Excerpts from an interface dataset
=======

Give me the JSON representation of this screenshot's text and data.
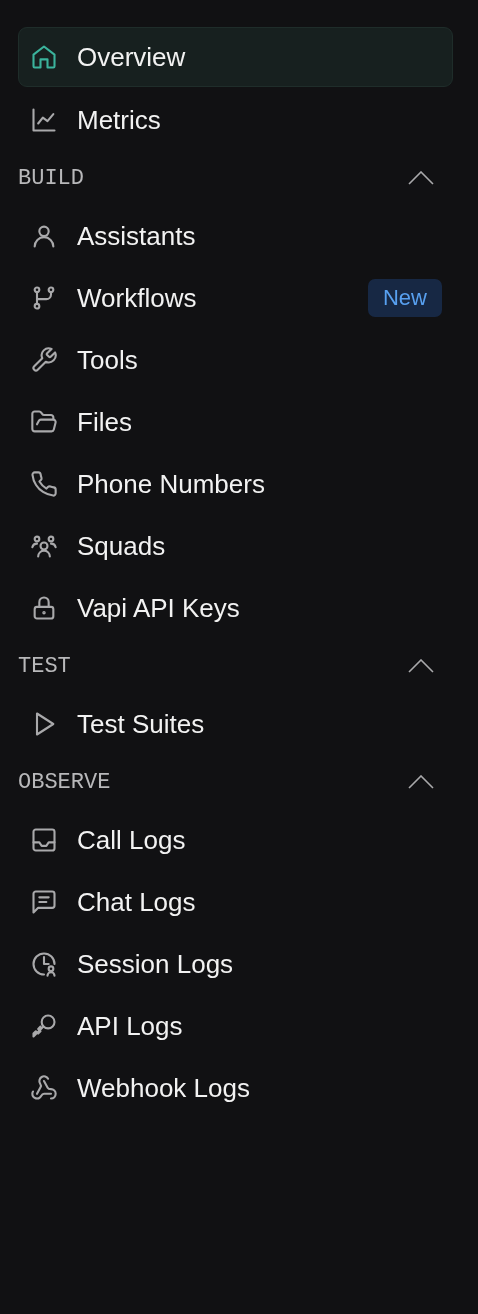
{
  "nav": [
    {
      "label": "Overview",
      "kind": "home",
      "selected": true
    },
    {
      "label": "Metrics",
      "kind": "chart",
      "selected": false
    }
  ],
  "sections": [
    {
      "title": "BUILD",
      "expanded": true,
      "items": [
        {
          "label": "Assistants",
          "kind": "user",
          "selected": false
        },
        {
          "label": "Workflows",
          "kind": "branch",
          "selected": false,
          "badge": "New"
        },
        {
          "label": "Tools",
          "kind": "wrench",
          "selected": false
        },
        {
          "label": "Files",
          "kind": "folder",
          "selected": false
        },
        {
          "label": "Phone Numbers",
          "kind": "phone",
          "selected": false
        },
        {
          "label": "Squads",
          "kind": "users",
          "selected": false
        },
        {
          "label": "Vapi API Keys",
          "kind": "lock",
          "selected": false
        }
      ]
    },
    {
      "title": "TEST",
      "expanded": true,
      "items": [
        {
          "label": "Test Suites",
          "kind": "play",
          "selected": false
        }
      ]
    },
    {
      "title": "OBSERVE",
      "expanded": true,
      "items": [
        {
          "label": "Call Logs",
          "kind": "inbox",
          "selected": false
        },
        {
          "label": "Chat Logs",
          "kind": "message",
          "selected": false
        },
        {
          "label": "Session Logs",
          "kind": "clock",
          "selected": false
        },
        {
          "label": "API Logs",
          "kind": "key",
          "selected": false
        },
        {
          "label": "Webhook Logs",
          "kind": "webhook",
          "selected": false
        }
      ]
    }
  ]
}
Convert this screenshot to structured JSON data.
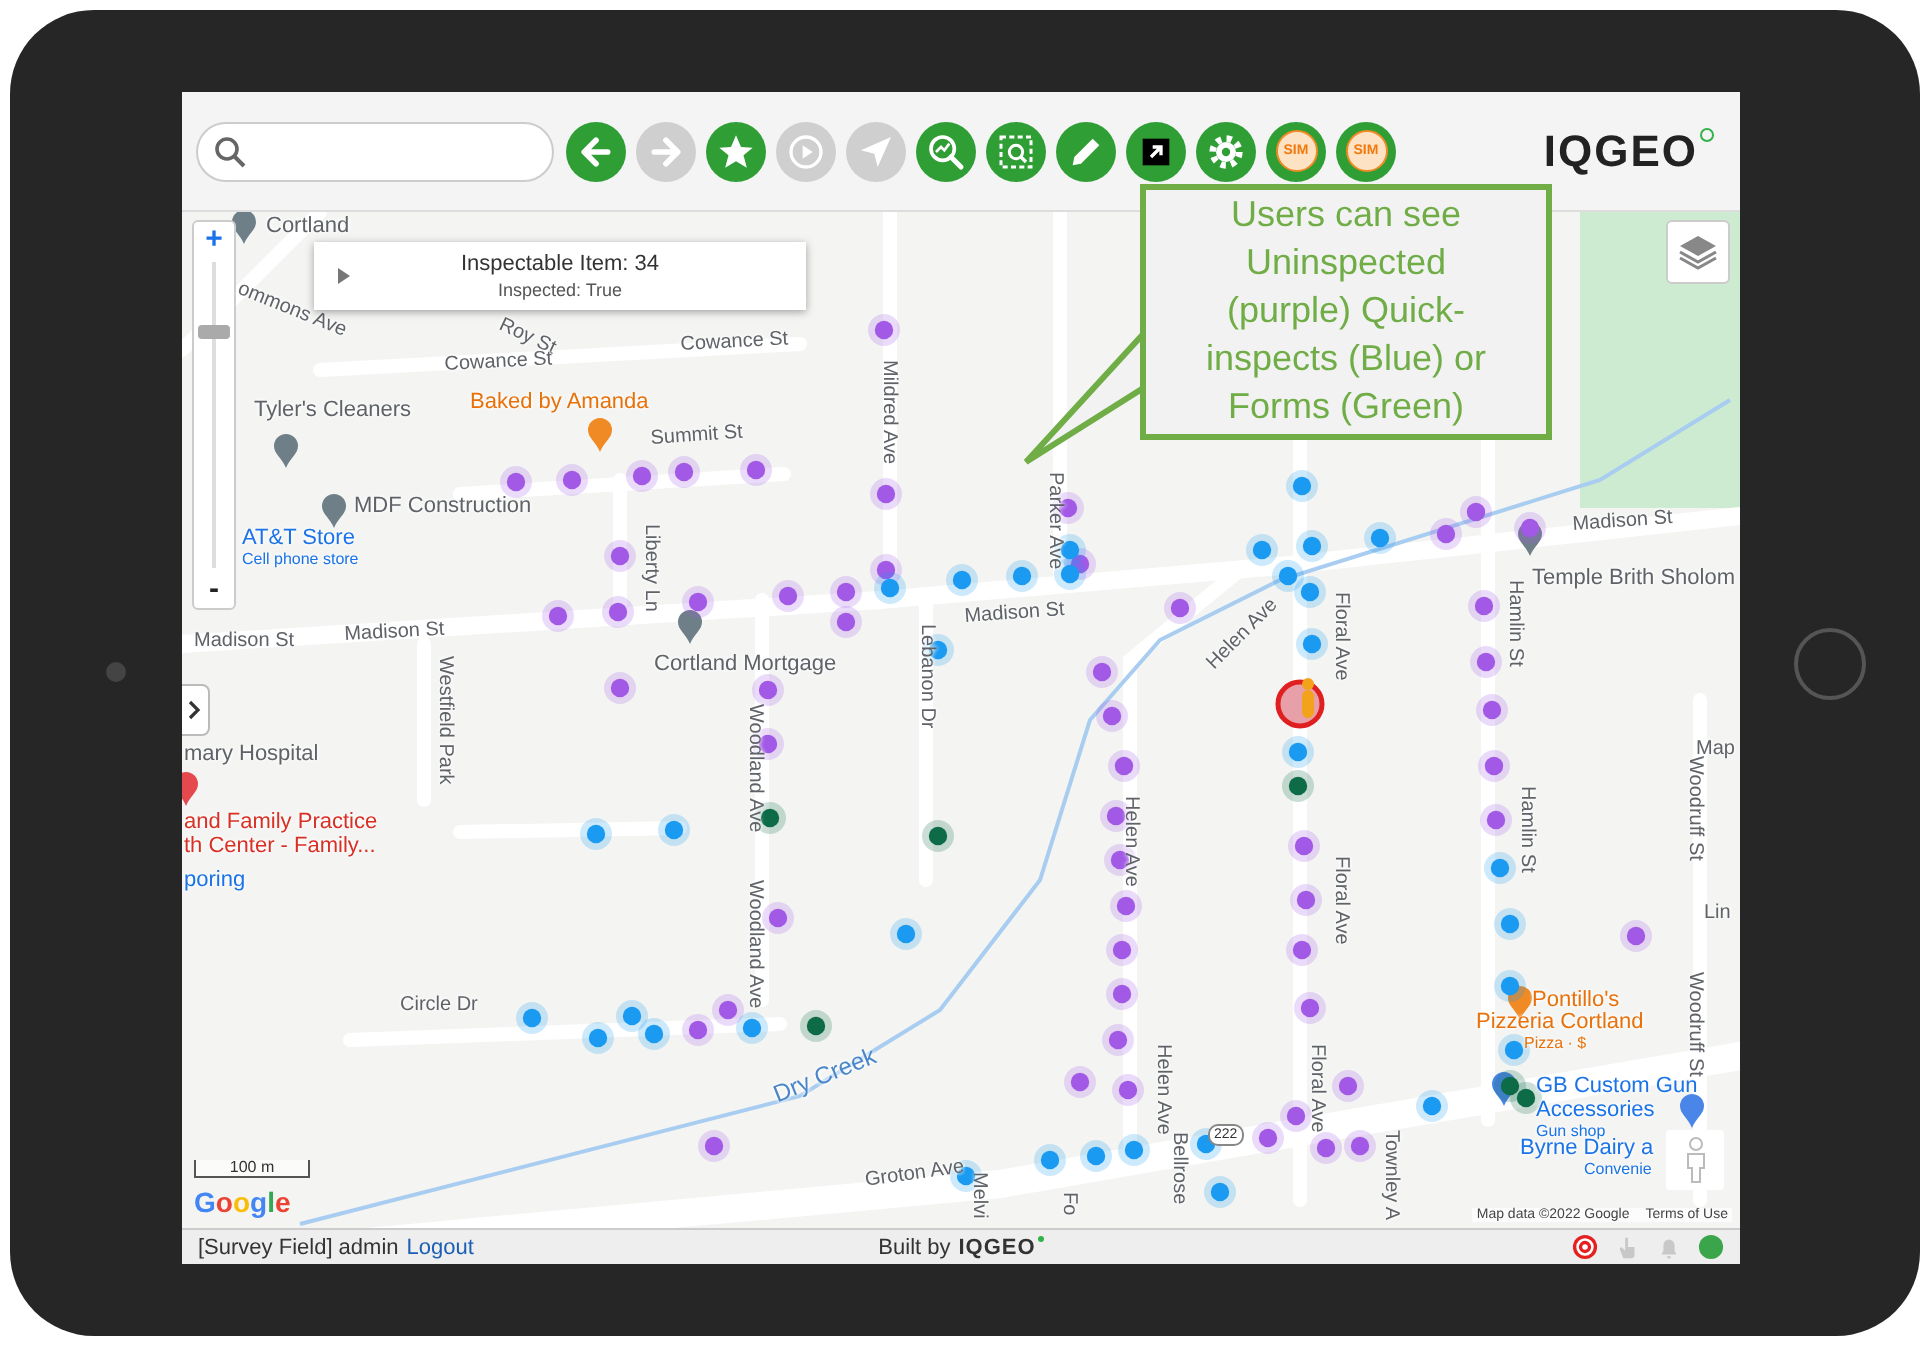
{
  "toolbar": {
    "buttons": [
      {
        "kind": "back",
        "disabled": false
      },
      {
        "kind": "forward",
        "disabled": true
      },
      {
        "kind": "star",
        "disabled": false
      },
      {
        "kind": "play",
        "disabled": true
      },
      {
        "kind": "locate",
        "disabled": true
      },
      {
        "kind": "zoom-chart",
        "disabled": false
      },
      {
        "kind": "zoom-select",
        "disabled": false
      },
      {
        "kind": "pencil",
        "disabled": false
      },
      {
        "kind": "export",
        "disabled": false
      },
      {
        "kind": "gear",
        "disabled": false
      },
      {
        "kind": "sim",
        "label": "SIM",
        "disabled": false
      },
      {
        "kind": "sim",
        "label": "SIM",
        "disabled": false
      }
    ],
    "logo": "IQGEO"
  },
  "callout": {
    "text": "Users can see Uninspected (purple) Quick-inspects (Blue) or Forms (Green)"
  },
  "popup": {
    "title": "Inspectable Item: 34",
    "subtitle": "Inspected: True"
  },
  "zoom": {
    "in": "+",
    "out": "-",
    "level": 0.77
  },
  "map_labels": [
    {
      "text": "Cortland",
      "kind": "place"
    },
    {
      "text": "ommons Ave",
      "kind": "street"
    },
    {
      "text": "Roy St",
      "kind": "street"
    },
    {
      "text": "Cowance St",
      "kind": "street"
    },
    {
      "text": "Cowance St",
      "kind": "street"
    },
    {
      "text": "Tyler's Cleaners",
      "kind": "place"
    },
    {
      "text": "Baked by Amanda",
      "kind": "food"
    },
    {
      "text": "Summit St",
      "kind": "street"
    },
    {
      "text": "MDF Construction",
      "kind": "place"
    },
    {
      "text": "AT&T Store",
      "kind": "blue"
    },
    {
      "text": "Cell phone store",
      "kind": "blue-small"
    },
    {
      "text": "Madison St",
      "kind": "street"
    },
    {
      "text": "Madison St",
      "kind": "street"
    },
    {
      "text": "Liberty Ln",
      "kind": "street"
    },
    {
      "text": "Madison St",
      "kind": "street"
    },
    {
      "text": "Madison St",
      "kind": "street"
    },
    {
      "text": "Cortland Mortgage",
      "kind": "place"
    },
    {
      "text": "Westfield Park",
      "kind": "street"
    },
    {
      "text": "Woodland Ave",
      "kind": "street"
    },
    {
      "text": "Mildred Ave",
      "kind": "street"
    },
    {
      "text": "Parker Ave",
      "kind": "street"
    },
    {
      "text": "Lebanon Dr",
      "kind": "street"
    },
    {
      "text": "Helen Ave",
      "kind": "street"
    },
    {
      "text": "Floral Ave",
      "kind": "street"
    },
    {
      "text": "Hamlin St",
      "kind": "street"
    },
    {
      "text": "Temple Brith Sholom",
      "kind": "place"
    },
    {
      "text": "mary Hospital",
      "kind": "place"
    },
    {
      "text": "and Family Practice",
      "kind": "red"
    },
    {
      "text": "th Center - Family...",
      "kind": "red"
    },
    {
      "text": "poring",
      "kind": "blue"
    },
    {
      "text": "Woodland Ave",
      "kind": "street"
    },
    {
      "text": "Helen Ave",
      "kind": "street"
    },
    {
      "text": "Floral Ave",
      "kind": "street"
    },
    {
      "text": "Hamlin St",
      "kind": "street"
    },
    {
      "text": "Woodruff St",
      "kind": "street"
    },
    {
      "text": "Map",
      "kind": "street"
    },
    {
      "text": "Circle Dr",
      "kind": "street"
    },
    {
      "text": "Dry Creek",
      "kind": "water"
    },
    {
      "text": "Helen Ave",
      "kind": "street"
    },
    {
      "text": "Floral Ave",
      "kind": "street"
    },
    {
      "text": "Woodruff St",
      "kind": "street"
    },
    {
      "text": "Lin",
      "kind": "street"
    },
    {
      "text": "Pontillo's",
      "kind": "food"
    },
    {
      "text": "Pizzeria Cortland",
      "kind": "food"
    },
    {
      "text": "Pizza · $",
      "kind": "food-small"
    },
    {
      "text": "GB Custom Gun",
      "kind": "blue"
    },
    {
      "text": "Accessories",
      "kind": "blue"
    },
    {
      "text": "Gun shop",
      "kind": "blue-small"
    },
    {
      "text": "Byrne Dairy a",
      "kind": "blue"
    },
    {
      "text": "Convenie",
      "kind": "blue-small"
    },
    {
      "text": "Groton Ave",
      "kind": "street"
    },
    {
      "text": "Fo",
      "kind": "street"
    },
    {
      "text": "Melvi",
      "kind": "street"
    },
    {
      "text": "Bellrose",
      "kind": "street"
    },
    {
      "text": "Townley A",
      "kind": "street"
    },
    {
      "text": "222",
      "kind": "shield"
    }
  ],
  "markers": [
    {
      "kind": "uninspected"
    },
    {
      "kind": "uninspected"
    },
    {
      "kind": "uninspected"
    },
    {
      "kind": "uninspected"
    },
    {
      "kind": "uninspected"
    },
    {
      "kind": "uninspected"
    },
    {
      "kind": "uninspected"
    },
    {
      "kind": "uninspected"
    },
    {
      "kind": "uninspected"
    },
    {
      "kind": "uninspected"
    },
    {
      "kind": "uninspected"
    },
    {
      "kind": "uninspected"
    },
    {
      "kind": "uninspected"
    },
    {
      "kind": "uninspected"
    },
    {
      "kind": "uninspected"
    },
    {
      "kind": "uninspected"
    },
    {
      "kind": "uninspected"
    },
    {
      "kind": "uninspected"
    },
    {
      "kind": "uninspected"
    },
    {
      "kind": "uninspected"
    },
    {
      "kind": "uninspected"
    },
    {
      "kind": "uninspected"
    },
    {
      "kind": "uninspected"
    },
    {
      "kind": "uninspected"
    },
    {
      "kind": "uninspected"
    },
    {
      "kind": "uninspected"
    },
    {
      "kind": "uninspected"
    },
    {
      "kind": "uninspected"
    },
    {
      "kind": "uninspected"
    },
    {
      "kind": "uninspected"
    },
    {
      "kind": "uninspected"
    },
    {
      "kind": "uninspected"
    },
    {
      "kind": "uninspected"
    },
    {
      "kind": "uninspected"
    },
    {
      "kind": "uninspected"
    },
    {
      "kind": "uninspected"
    },
    {
      "kind": "uninspected"
    },
    {
      "kind": "uninspected"
    },
    {
      "kind": "uninspected"
    },
    {
      "kind": "uninspected"
    },
    {
      "kind": "uninspected"
    },
    {
      "kind": "uninspected"
    },
    {
      "kind": "uninspected"
    },
    {
      "kind": "uninspected"
    },
    {
      "kind": "uninspected"
    },
    {
      "kind": "uninspected"
    },
    {
      "kind": "uninspected"
    },
    {
      "kind": "uninspected"
    },
    {
      "kind": "uninspected"
    },
    {
      "kind": "uninspected"
    },
    {
      "kind": "uninspected"
    },
    {
      "kind": "uninspected"
    },
    {
      "kind": "uninspected"
    },
    {
      "kind": "uninspected"
    },
    {
      "kind": "quick"
    },
    {
      "kind": "quick"
    },
    {
      "kind": "quick"
    },
    {
      "kind": "quick"
    },
    {
      "kind": "quick"
    },
    {
      "kind": "quick"
    },
    {
      "kind": "quick"
    },
    {
      "kind": "quick"
    },
    {
      "kind": "quick"
    },
    {
      "kind": "quick"
    },
    {
      "kind": "quick"
    },
    {
      "kind": "quick"
    },
    {
      "kind": "quick"
    },
    {
      "kind": "quick"
    },
    {
      "kind": "quick"
    },
    {
      "kind": "quick"
    },
    {
      "kind": "quick"
    },
    {
      "kind": "quick"
    },
    {
      "kind": "quick"
    },
    {
      "kind": "quick"
    },
    {
      "kind": "quick"
    },
    {
      "kind": "quick"
    },
    {
      "kind": "quick"
    },
    {
      "kind": "quick"
    },
    {
      "kind": "quick"
    },
    {
      "kind": "quick"
    },
    {
      "kind": "quick"
    },
    {
      "kind": "quick"
    },
    {
      "kind": "quick"
    },
    {
      "kind": "quick"
    },
    {
      "kind": "quick"
    },
    {
      "kind": "quick"
    },
    {
      "kind": "quick"
    },
    {
      "kind": "form"
    },
    {
      "kind": "form"
    },
    {
      "kind": "form"
    },
    {
      "kind": "form"
    },
    {
      "kind": "form"
    },
    {
      "kind": "form"
    }
  ],
  "map_footer": {
    "scale": "100 m",
    "google": "Google",
    "attribution": "Map data ©2022 Google",
    "terms": "Terms of Use"
  },
  "status_bar": {
    "user": "[Survey Field] admin",
    "logout": "Logout",
    "built_by": "Built by",
    "logo": "IQGEO"
  }
}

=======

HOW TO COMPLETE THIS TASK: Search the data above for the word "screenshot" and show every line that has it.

COMPLETED EXERCISE:
Give me the JSON representation of this screenshot's text and data.
Convert this screenshot to structured JSON data.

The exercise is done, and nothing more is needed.